Millennials in the workplace often get a bad rep—particularly from older generations who are accustomed to working in a different style.
Have you ever heard someone stereotype millennials as impatient, disloyal or easily bored and distracted? Much of this is in stark contrast to how they see themselves and the opportunities they present to employers when they look in the mirror. Millennials see a generation who are tolerant, curious, connected and innovative
- Overly self-confident
- Easily bored
How They See Themselves
It’s the new skills, values and challenges that this generation brings to the table that have inspired us to rethink how we engage with our teams. Millennials outsize any previous generation, and by 2020 they will comprise around 50% of the workforce…by 2025 it’ll be more like 75%.
Who Are Millennials?
This young generation bring with them an intellect, a contemporary education, and a view of the world we’ve never seen before. So how can we embrace and learn from them? Before we dive into strategies for engaging a millennial workforce, let’s take a moment to firstly understand what is on the forefront of their minds: their ambitions, passions, values and concerns.
3 Key Insights from the Deloitte 2019 Global Millennial Survey
Results published by Deloitte in their millennial survey of 2019 interviewed more than 16,000 millennials around the world, including 500 Australians. The greatest concerns from our Australian millennials were about climate change, their careers, their lives and society.
1. Millennials’ top ambitions are to travel the world and buy a house
These are really good to know as an employer because they provide the motivation for the next ambition and that is to earn a high salary. By showing them that joining your team will assist in achieving these goals, could you imagine the impact this would have on attracting and retaining millennials?
2. They aspire to make a positive impact on society
68% of young Australians believe that making a positive impact in their society is achievable. Sharing your company values and initiatives during the recruiting and on-boarding process will demonstrate to these clued-in millennials how their work can influence the organisation’s ability to have a positive impact on society. By doing so, it will help them feel more empowered, involved, and included.
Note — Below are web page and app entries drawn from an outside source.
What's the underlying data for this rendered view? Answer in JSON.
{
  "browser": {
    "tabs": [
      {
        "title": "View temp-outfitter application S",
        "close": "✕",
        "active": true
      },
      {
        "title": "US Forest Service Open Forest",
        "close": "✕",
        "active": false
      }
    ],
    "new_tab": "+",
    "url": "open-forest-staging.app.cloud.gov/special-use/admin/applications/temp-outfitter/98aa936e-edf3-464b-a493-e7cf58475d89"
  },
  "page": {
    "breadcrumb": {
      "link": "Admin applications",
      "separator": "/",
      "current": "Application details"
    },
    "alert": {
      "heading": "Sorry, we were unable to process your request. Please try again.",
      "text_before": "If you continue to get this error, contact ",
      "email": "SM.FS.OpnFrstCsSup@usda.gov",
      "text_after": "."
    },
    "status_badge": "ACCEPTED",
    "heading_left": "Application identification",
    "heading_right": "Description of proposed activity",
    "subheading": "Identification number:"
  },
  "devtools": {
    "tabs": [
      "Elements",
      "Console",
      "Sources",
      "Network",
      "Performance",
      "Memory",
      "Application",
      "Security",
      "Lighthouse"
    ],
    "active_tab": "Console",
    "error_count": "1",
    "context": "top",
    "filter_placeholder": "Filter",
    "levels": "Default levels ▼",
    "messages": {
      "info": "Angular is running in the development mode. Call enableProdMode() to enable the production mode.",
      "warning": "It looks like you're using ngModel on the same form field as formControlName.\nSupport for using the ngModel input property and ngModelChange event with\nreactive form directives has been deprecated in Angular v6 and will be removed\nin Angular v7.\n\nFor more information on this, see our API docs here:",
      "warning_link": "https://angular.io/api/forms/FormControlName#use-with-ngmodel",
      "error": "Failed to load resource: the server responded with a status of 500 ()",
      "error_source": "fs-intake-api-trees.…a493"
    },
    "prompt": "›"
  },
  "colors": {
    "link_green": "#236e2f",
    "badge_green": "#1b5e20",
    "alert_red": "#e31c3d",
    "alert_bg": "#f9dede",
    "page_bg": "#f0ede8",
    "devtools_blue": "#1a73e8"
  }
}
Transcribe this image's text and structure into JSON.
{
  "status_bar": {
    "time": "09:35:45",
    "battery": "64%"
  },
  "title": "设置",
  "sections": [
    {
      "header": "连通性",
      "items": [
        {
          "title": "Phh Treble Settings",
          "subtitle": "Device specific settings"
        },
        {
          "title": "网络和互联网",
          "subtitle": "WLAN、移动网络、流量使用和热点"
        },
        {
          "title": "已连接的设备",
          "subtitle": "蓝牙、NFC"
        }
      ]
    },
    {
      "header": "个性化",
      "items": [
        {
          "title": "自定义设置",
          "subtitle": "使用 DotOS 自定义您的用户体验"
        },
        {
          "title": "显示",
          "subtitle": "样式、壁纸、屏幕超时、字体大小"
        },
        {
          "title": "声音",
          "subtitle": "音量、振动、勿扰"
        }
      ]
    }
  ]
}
3. Starting their own business has never been more achievable
The most interesting of all ambitions listed here is that 80% of Australian millennials think that starting their own business is achievable. If we look at the findings here more closely, we’ll see that only 34% actually have an ambition to do so. This reinforces the need to ensure they have a clear understanding of career opportunities within your organisation so they can make the most informed decision if and when that calling speaks to them.
By ensuring your business strategy includes plans to understand and meet the societal needs, ambitions and concerns that millennials care most about, you are proactively setting yourself up to engage younger generations and inspire loyalty.
So here, we’ve put together 3 key takeaways for engaging and retaining millennials.
Tip 1: Understanding why millennials would look to leave
Understanding why millennials would look to leave employers provides an invaluable insight into how we keep them engaged. The following questions will stimulate some healthy discussion within your team about what you might need to review or implement within your organisation to help retain millennials.
- What is the positive impact our organisation has on the community?
- How do we provide a motivating and stimulating working environment?
- Do we offer flexible working practices?
- What does a healthy work life balance look like to them?
- What are their views on diversity and the need for inclusion?
- Do we provide opportunities for development, training and ongoing mentoring?
Tip 2: Ongoing mentorship and personal development
Mentorship is a key factor of retaining this part of the workforce and it applies to millennials more than any other generation before. The number one critical success factor for engaging and retaining millennials is ongoing mentorship, training and coaching. These bright young adults thrive on education, personal development, and constant feedback. So formal training and professional development programs are paramount. This must include one-on-one coaching, mentoring, lots of feedback and reassurance.
Tip 3: Providing regular feedback
Positive feedback needs to be provided daily. Too often managers think it’s their purpose to catch someone doing something wrong. This is counterproductive and a backwards trap 21st century leaders fall into. Instead, we need to recognise when somebody is doing the right thing. This doesn’t mean we ignore subpar performance. We should certainly address this in our coaching and mentoring sessions.
Using active listening skills and asking open quality questions will help them find the solutions. Rather than sharing our own viewpoints on what the answers should be, we should be seeking to support them to discover their own opinion, answers and solutions themselves. This will serve them infinitely better than us telling them the answers or what to do and demonstrate.
The goals, values and ambitions of our millennial workforce have taught us a lot about how we conduct ourselves as leaders. They’ve inspired us to review our own leadership skills and how to deliver world class engagement; now it’s our turn to inspire them. We should focus on striving towards setting the leadership example for them, as they step into their future roles as 21st century leaders.
To help you implement these learnings effectively into your business, we’ve put together two scenarios demonstrating the impact you as a leader can have to engage and retain your newest millennial, starting from day one.